For more information on this issue read the MLN Matters December 19, 2019 Issue: https://www.cms.gov/outreach-and-educationoutreachffsprovpartprogprovider-partnership-email-archive/2019-12-19#_Toc27549718


Effective January 1, 2020, Bind Benefits, an on-demand health insurance available through self-insured employers, will be available to all UnitedHealthcare (UHC) employer groups across the nation. According to UHC, Bind accesses UnitedHealthcare networks and contracts and referrals are not required for Bind members. Bind members will have a member ID card that easily identifies the plan.

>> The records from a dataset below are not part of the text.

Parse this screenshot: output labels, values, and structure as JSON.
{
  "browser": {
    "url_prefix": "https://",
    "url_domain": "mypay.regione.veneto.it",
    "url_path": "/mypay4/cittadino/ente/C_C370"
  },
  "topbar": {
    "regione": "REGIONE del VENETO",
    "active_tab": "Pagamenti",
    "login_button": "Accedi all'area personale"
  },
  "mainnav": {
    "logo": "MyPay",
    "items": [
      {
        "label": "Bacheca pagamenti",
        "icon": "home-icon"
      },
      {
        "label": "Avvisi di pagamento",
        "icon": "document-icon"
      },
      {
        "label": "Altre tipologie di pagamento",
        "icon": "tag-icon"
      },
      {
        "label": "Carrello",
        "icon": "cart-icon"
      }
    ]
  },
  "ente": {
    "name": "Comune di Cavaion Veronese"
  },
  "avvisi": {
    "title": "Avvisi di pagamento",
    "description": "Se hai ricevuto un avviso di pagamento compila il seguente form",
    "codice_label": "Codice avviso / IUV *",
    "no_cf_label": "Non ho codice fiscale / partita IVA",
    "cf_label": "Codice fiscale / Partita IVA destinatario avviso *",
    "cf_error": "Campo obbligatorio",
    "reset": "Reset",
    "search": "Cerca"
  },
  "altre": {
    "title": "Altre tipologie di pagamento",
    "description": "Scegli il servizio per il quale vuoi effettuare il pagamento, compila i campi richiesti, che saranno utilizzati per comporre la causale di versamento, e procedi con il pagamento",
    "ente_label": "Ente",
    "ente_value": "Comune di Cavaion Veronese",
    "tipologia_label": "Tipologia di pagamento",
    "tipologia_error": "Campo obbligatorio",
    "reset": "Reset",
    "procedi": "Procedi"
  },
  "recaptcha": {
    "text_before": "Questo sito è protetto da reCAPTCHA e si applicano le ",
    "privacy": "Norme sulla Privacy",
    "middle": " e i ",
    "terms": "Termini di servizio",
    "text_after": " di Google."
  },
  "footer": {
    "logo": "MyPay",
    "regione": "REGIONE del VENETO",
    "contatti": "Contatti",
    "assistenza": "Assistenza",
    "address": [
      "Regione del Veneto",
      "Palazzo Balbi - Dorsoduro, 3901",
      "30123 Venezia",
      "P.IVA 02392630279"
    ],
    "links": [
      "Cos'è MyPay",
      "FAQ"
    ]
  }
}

Under Bind Benefits, there are no annual deductibles, patients pay flat-dollar copayments for a core set of medical services. However, according to a recent article from Kaiser Health News (KHN), add-in services (services that are not covered as part of the core set of medical services) will result in additional premiums. These add-in premiums paid by patients will vary depending on whether the patient chooses lower-cost providers or more expensive ones.

Importantly, premiums (including any add-in premiums) don’t apply to the Affordable Care Act’s (ACA’s) out-of-pocket maximums. Out-of-pocket maximums in 2020 are $8,150 for self-only coverage, and $16,300 for family coverage.

The January 2020 UHC Bulletin includes information on this new health insurance plan and illustrations of the Bind on-demand health insurance card.



The North Carolina Blue Cross Blue Shield myChoice policies limit reimbursement to physicians and hospitals for services provided to 40% above what Medicare would pay. According to the myChoice website, the plan is more affordable and puts patients in control of their health care. myChoice has no network of doctors and hospitals so patients are free to see any provider. However, that means that patients must find providers who are willing to accept the reimbursement amount, or risk being balance-billed by providers that don’t accept the flat payment the plan pays.

The myChoice website includes this notice about balance billing:

  • For covered medical services, myChoice will pay 100% of the maximum allowable cost once you meet your deductible.
  • Keep in mind that providers may charge more than the maximum allowable cost. In this case, you will receive a bill for the difference (called “balance billing”), which it will be your responsibility to pay.
  • Balance billing amounts will not apply to your deductible or maximum out-of-pocket.

The myChoice plan is available to individuals who buy their own insurance and small businesses with one to 50 employees.

 Oplinc would love to hear about your experiences with Bind Benefits, BCBS My Choice or any other new non-traditional health plans – email us at Rise@oplinc.com with your comments. Please do not send any patient specific information.


Oplinc has partnered with Oncology Supply/ION to provide the Oplinc Fast Facts to cancer clinics since 1999. We are so grateful for the support that Oncology Supply/ION provides in sponsoring this publication and for their support of community oncology as a whole.


Oplinc wants to thank Genentech for their sponsorship of Oplinc’s Best Practices Review Newsletter in 2020! The Quarter 1, 2020 Oplinc Best Practices Review newsletter will be arriving in your inboxes soon.